‘You know I am an engineer,’ he interrupted me, saying it as a statement. ‘I was working for the Romanian State Railways and we had a very big project in hand to electrify parts of our track. The only two possible sources for obtaining the equipment and the know-how were Germany and England and I was sent to both of these countries to bring back information and specifications for appraisal by the Romanian authorities. My first call was Berlin and I was met there at the railway station by two representatives of the companies I would be dealing with. They took me to a hotel where reservations had been made for me. They provided me with a chauffeur-driven car, they ensured my leisure time was adequately filled by arranging visits to the theatre and the opera, according to my wishes. They had full board meetings assembled to brief me and to answer all my questions. I was given every facility I asked for and within the allotted time I obtained all I required before moving on to London.
‘There was no one to meet me when I arrived in London and I made my way to the address of the office where I was to meet my contact.
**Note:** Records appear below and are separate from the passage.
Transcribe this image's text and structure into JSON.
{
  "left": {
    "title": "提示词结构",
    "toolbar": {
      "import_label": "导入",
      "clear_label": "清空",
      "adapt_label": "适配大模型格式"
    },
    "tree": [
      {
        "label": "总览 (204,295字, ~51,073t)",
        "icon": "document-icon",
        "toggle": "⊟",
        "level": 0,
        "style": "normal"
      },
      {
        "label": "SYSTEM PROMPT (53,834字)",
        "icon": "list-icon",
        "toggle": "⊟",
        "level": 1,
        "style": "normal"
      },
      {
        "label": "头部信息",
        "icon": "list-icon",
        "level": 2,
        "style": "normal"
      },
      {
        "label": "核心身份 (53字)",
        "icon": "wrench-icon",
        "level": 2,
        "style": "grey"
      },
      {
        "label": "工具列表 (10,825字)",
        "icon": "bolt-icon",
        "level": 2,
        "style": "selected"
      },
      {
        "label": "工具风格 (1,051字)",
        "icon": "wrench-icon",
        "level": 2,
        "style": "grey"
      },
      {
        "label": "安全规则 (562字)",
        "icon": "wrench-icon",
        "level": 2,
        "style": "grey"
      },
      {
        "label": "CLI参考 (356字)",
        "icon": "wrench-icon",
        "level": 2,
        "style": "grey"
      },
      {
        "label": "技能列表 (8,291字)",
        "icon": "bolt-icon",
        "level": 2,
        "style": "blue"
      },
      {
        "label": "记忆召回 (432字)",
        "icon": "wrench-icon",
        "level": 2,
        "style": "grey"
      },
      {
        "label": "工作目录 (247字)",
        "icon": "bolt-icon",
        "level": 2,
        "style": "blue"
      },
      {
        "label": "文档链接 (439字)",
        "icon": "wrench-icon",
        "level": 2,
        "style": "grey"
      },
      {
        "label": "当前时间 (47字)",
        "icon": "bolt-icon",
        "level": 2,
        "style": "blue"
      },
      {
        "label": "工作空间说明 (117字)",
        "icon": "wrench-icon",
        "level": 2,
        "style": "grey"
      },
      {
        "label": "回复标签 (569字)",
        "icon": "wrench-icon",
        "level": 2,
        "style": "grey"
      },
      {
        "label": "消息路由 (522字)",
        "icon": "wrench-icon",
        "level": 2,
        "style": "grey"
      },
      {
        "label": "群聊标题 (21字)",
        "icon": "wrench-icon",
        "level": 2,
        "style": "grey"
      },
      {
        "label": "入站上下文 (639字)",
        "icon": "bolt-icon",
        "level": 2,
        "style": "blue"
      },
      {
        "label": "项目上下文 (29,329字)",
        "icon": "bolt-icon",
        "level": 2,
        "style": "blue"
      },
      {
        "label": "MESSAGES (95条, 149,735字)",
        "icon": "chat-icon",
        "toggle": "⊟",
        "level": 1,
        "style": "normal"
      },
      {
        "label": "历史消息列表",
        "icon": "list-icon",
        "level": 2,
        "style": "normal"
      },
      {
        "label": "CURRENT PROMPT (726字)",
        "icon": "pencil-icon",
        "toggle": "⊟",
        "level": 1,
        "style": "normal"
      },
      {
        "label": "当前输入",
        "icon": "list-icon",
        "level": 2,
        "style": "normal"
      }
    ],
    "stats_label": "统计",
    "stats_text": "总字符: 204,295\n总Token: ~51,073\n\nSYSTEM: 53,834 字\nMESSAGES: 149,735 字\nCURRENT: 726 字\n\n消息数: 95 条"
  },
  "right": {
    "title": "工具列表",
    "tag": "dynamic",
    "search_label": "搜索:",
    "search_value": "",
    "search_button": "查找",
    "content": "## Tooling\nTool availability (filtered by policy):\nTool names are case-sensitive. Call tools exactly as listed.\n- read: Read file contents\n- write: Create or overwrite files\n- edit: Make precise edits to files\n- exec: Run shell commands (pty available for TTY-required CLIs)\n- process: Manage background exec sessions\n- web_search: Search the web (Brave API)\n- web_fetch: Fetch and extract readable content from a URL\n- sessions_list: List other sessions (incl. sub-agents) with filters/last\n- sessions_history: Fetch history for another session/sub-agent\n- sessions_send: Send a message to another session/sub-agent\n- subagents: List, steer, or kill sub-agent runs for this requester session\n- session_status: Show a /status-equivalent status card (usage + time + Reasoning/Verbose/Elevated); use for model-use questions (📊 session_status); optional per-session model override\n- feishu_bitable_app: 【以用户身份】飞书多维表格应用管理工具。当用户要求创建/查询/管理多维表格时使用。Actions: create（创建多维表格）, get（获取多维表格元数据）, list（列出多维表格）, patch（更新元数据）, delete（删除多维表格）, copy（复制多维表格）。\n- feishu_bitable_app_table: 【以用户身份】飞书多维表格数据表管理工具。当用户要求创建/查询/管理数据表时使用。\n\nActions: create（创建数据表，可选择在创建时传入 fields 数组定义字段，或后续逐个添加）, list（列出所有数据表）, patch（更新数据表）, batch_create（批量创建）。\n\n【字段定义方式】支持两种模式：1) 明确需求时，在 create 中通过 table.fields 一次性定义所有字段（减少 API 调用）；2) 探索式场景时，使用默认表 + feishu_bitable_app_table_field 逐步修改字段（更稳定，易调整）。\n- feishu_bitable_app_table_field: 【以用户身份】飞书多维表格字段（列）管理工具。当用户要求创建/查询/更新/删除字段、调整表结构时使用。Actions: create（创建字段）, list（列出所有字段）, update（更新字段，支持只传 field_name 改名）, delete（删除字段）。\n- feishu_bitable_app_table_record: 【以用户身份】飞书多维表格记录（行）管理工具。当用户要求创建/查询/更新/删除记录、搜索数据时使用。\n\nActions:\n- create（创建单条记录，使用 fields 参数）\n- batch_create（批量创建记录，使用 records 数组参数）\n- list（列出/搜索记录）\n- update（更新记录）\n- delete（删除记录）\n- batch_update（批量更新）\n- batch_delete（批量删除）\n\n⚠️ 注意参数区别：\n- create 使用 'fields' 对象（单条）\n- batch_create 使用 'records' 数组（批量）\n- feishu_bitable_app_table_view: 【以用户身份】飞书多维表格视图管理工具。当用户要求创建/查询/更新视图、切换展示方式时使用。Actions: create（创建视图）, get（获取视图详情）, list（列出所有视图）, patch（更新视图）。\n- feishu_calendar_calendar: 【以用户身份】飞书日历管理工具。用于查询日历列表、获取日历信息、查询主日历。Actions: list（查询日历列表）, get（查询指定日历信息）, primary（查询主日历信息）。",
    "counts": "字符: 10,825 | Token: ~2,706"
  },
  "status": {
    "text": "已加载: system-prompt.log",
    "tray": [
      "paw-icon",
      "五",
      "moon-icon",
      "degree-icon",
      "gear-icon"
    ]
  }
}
It was a Thursday afternoon and I perceived on arrival that there was a certain air of constraint when I turned up. On being introduced to the Chairman he invited me into his office and said, ‘Just to clarify matters with you Mr Nano, we like to have some long week-ends about this time of the year and everyone you might wish to see will be unavailable tomorrow. I think we should arrange our first meeting for next Tuesday. How does that sound to you?’ I was fairly nonplussed, but could see that I was expected to accept this. ‘Let’s say three o’clock on Tuesday. I’m sure you will find plenty to do in London if this is your first visit. We will look forward to seeing you here at that time; goodday then Mr Nano.’ I was the potential buyer but it was clear that they considered they were conferring a favour in selling to me.
‘I found myself a hotel and filled in the time until the meeting at 3 o’clock on Tuesday. We assembled in the boardroom for a question and answer session. The Chairman opened the meeting. ‘Let’s just acquaint ourselves with the location of your project Mr Nano; can you bring the atlas, John? The man addressed left the room and returned with a large bound volume which he laid on the table in front of the Chairman, opening it and ruffling through the pages putting his finger on a spot on a selected page. ‘What’s the name?’ Asked the Chairman. I gave it. ‘Can’t find it here.’ They crowded around his chair peering and moving fingers around. ‘Can you help us Mr Nano?’ I joined the group around the chair at the head of the table, and saw at once that they would never find it; all the names were in Turkish; the atlas was showing Romania as part of the Ottoman Empire. There was a silence when I pointed this out, and they looked at me as though somehow I was responsible. ‘There’ve been quite a few changes round your part of the world has there Mr Nano?’ The date of the atlas is 1876, I said, looking at the front. ‘ We’ll find out more detail at a later date,’ said the Chairman decisively, ‘meanwhile let’s get on to the main points…..ah, tea. You drink tea Mr Nano?’ A maid had entered the room pushing a tea trolley and the meeting stopped. As we supped our tea my neighbour leaned over to me and asked in a conversational gambit, ‘tell me Mr Nano, are there any niggers in your country?’
Eventually we did get through the points I needed to go back to present to my principals but during the time I was in London, which I enjoyed very much indeed, I had no contact with any of the directors outside the confines of the office; and although they treated me with normal respect, I could sense that somehow they had a totally detached view of me and, to my mind, the business I was involved in. I never could understand how it was that London eventually gained the contract and not Berlin.’ he paused to allow the essence of his story to sink in, and I laughed, and then, in mock seriousness, ‘are you insinuating that the British don’t deserve the eminent position they hold in your esteem?’ And, before he could answer, ‘come on Nano, let’s join the others for a swim.’

MARCH 1971